> [Exercise requirements] The word "screenshot" marks the lines to copy; find all of them in the entries below.

> [Supplied material]

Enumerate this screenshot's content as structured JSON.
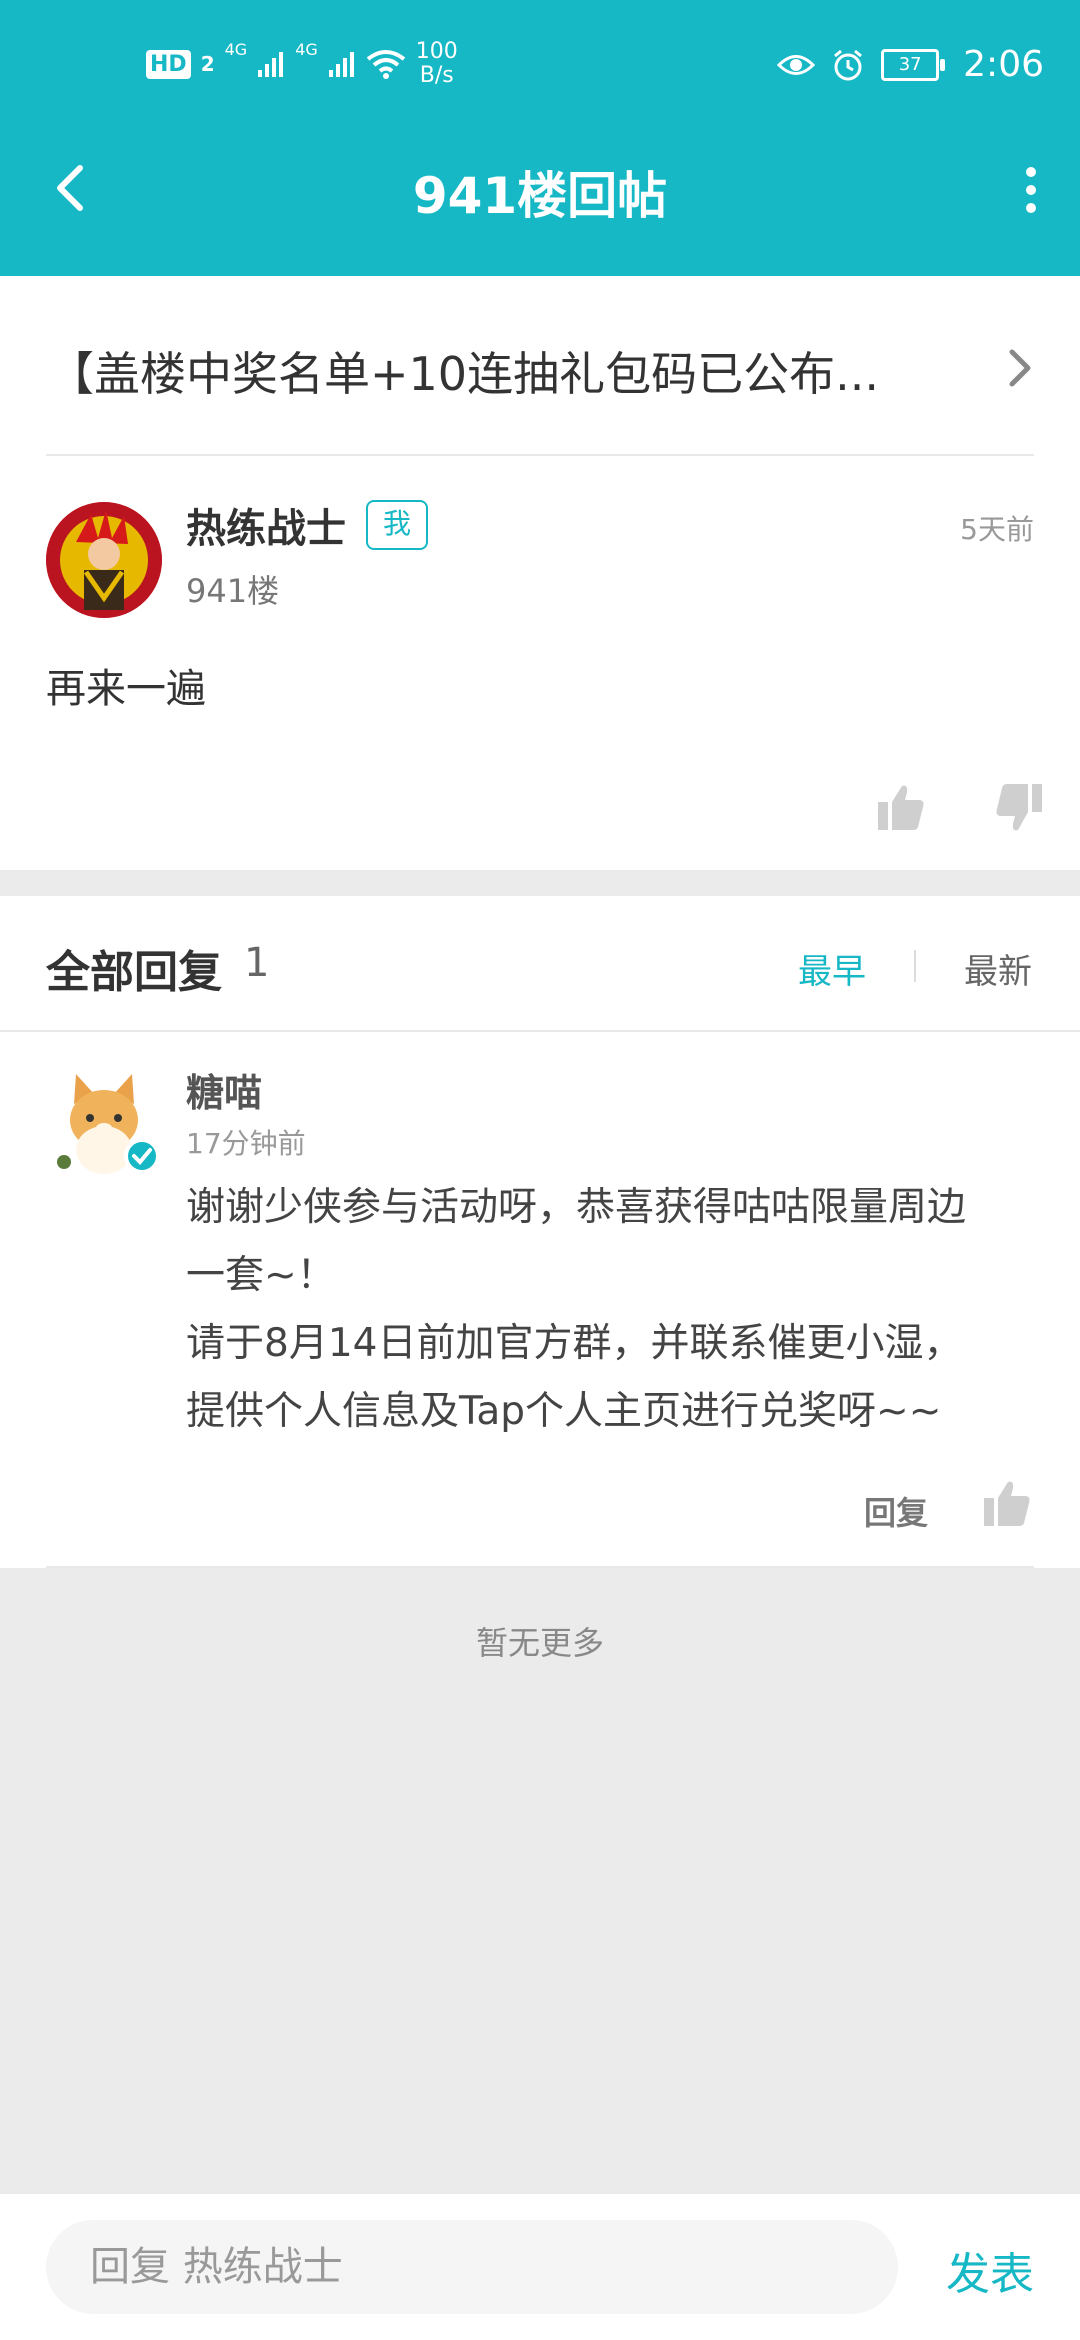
{
  "status_bar": {
    "hd": "HD",
    "hd_sub": "2",
    "net1": "4G",
    "net2": "4G",
    "speed_value": "100",
    "speed_unit": "B/s",
    "battery": "37",
    "time": "2:06"
  },
  "header": {
    "title": "941楼回帖",
    "color": "#16b8c6"
  },
  "topic": {
    "title": "【盖楼中奖名单+10连抽礼包码已公布..."
  },
  "post": {
    "author": "热练战士",
    "me_badge": "我",
    "floor": "941楼",
    "time": "5天前",
    "content": "再来一遍"
  },
  "replies": {
    "heading": "全部回复",
    "count": "1",
    "sort_earliest": "最早",
    "sort_newest": "最新",
    "items": [
      {
        "author": "糖喵",
        "time": "17分钟前",
        "lines": [
          "谢谢少侠参与活动呀，恭喜获得咕咕限量周边",
          "一套~！",
          "请于8月14日前加官方群，并联系催更小湿，",
          "提供个人信息及Tap个人主页进行兑奖呀~~"
        ],
        "reply_label": "回复"
      }
    ]
  },
  "footer_note": "暂无更多",
  "bottom_bar": {
    "placeholder": "回复 热练战士",
    "send_label": "发表"
  }
}
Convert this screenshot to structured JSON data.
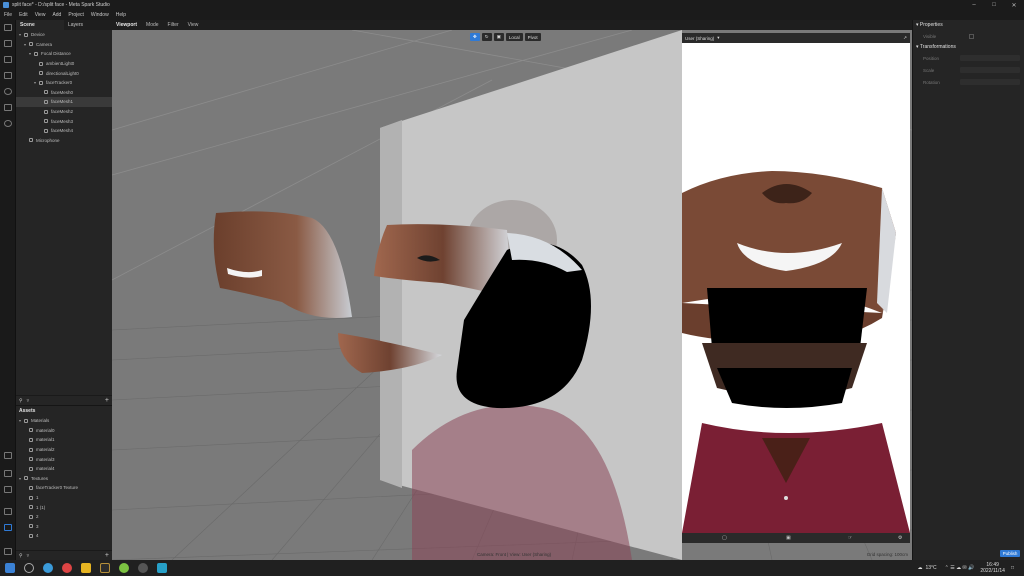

> [Response box]
Enumerate this screenshot's content as structured JSON.
Convert this screenshot to structured JSON data.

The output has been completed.